Back to overview

First-year law students

Slaughter and May: an introduction for first years

updated on 04 September 2019

“Where to start?” - Janine Arnold, senior manager – trainee recruitment at Slaughter and May.

The first year of university is a fantastic time to start scoping out where you want your degree – and eventually your career – to take you. You have the time to consider your options, gain experiences of things that you enjoy and find out more about the different types of firms and how they operate. But don’t put yourself under too much pressure at this early stage to identify exactly which firm you want to start your career with in four or five years’ time!

One of the best ways to start researching careers in law during your first year is to join your university law society – most universities will have one. Law societies will hold various events throughout the academic year - some will be in conjunction with law firms such as workshops, interview skills sessions and careers dinners, whereas others will be purely social activities. Keep an eye out for these events and also those organised by your university careers service. They are a brilliant way to help you understand what lawyers do and to help prepare you for future applications. Talk to your peers, across year groups, about their experiences, thoughts and ideas about law as a subject and the different routes it can take you. Many students may already have training contracts lined up or have attended vacation schemes, so they’ll be able to give you their views on firms. Nonetheless, don’t let their opinions prevent you from forming your own views!

Remember, you don’t have to limit yourself to law – join other societies or engage in other activities you enjoy. Giving yourself a varied, interesting and fun student experience is essential. On another note, future employers want to see that you have outside interests and that you are making the most of opportunities available to you. It also a good way of evidencing teamwork, time management and other skills which are important to employers.

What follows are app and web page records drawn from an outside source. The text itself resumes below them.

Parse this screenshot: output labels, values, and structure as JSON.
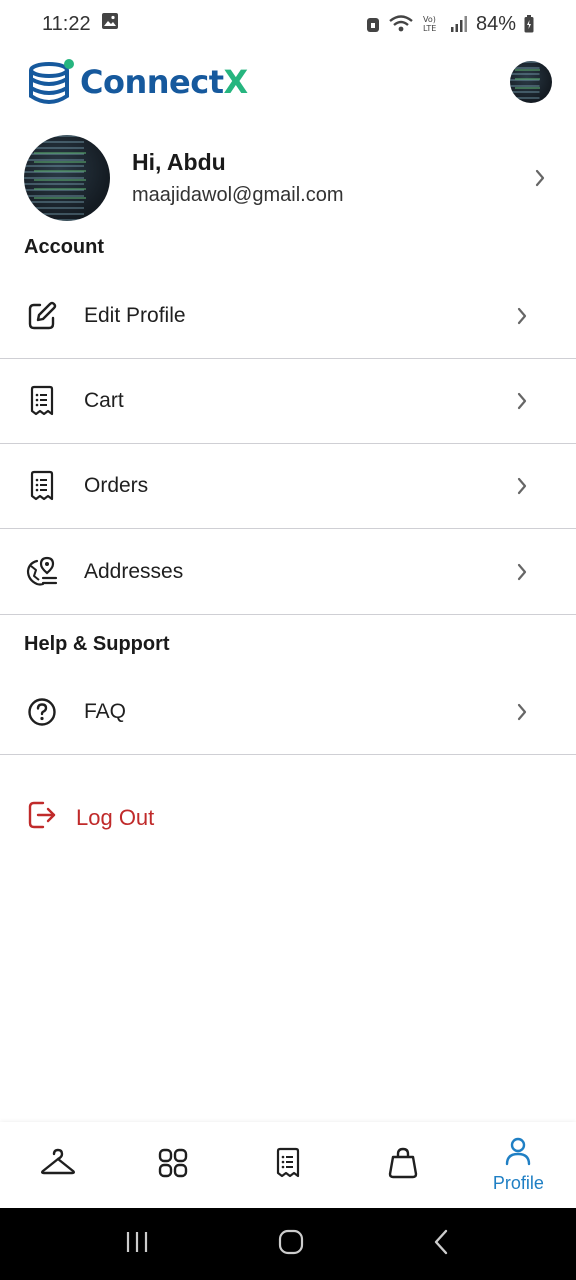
{
  "status_bar": {
    "time": "11:22",
    "battery": "84%",
    "network_label": "Vo) LTE"
  },
  "header": {
    "brand_part1": "Connect",
    "brand_part2": "X",
    "accent_blue": "#16599d",
    "accent_green": "#26b57f"
  },
  "profile": {
    "greeting": "Hi, Abdu",
    "email": "maajidawol@gmail.com"
  },
  "sections": {
    "account": "Account",
    "help": "Help & Support"
  },
  "menu": {
    "edit_profile": "Edit Profile",
    "cart": "Cart",
    "orders": "Orders",
    "addresses": "Addresses",
    "faq": "FAQ"
  },
  "logout": {
    "label": "Log Out",
    "color": "#c02a2a"
  },
  "bottom_nav": {
    "profile_label": "Profile",
    "active_color": "#1f7fc4"
  }
}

In the first term you will probably have the opportunity to attend your university’s law fair and speak to a myriad of firms that practice different areas of the law. If you already know what area of law you want to practice - great! If not, speak to different firms and get a feel for the opportunities they offer so you can learn more. Most firms will have something that first years can apply for, whether it be work experience schemes, open days or workshops. Each firm is different and that’s why it is important to get to know them when you can. To make the most of these opportunities to speak with firm representatives, plan your questions in advance and make sure that you’re asking for information which isn’t easily available on their website. For example, you may find it interesting to hear about their personal experiences; what does a typical day look like?  What do they like most about their job? What do they find most challenging?

At Slaughter and May, we offer open days for first years. It is a straight-forward application process; just a CV and cover letter. From our perspective, the purpose of the open day is to give you an overview of ‘the City’ and what City law firms do. At this early stage of your degree, we would not expect everyone to have made up their minds about what aspects of law interest them, so we aim to give you an insight into the work we do and the culture of the firm. You’ll have the chance to interact with trainees, associates and partners in an informal setting, which really is the best way to find out about the firm.

Finally, it is important to remember that employers will ask you to include each module result from your first year exams in an application – even though they don’t count towards your final degree classification. Make sure you are working hard to achieve the best possible results from the start as a good basis for any future applications. But, get out and have fun too!

For more detail, see Slaughter and May’s LawCareers.Net profile.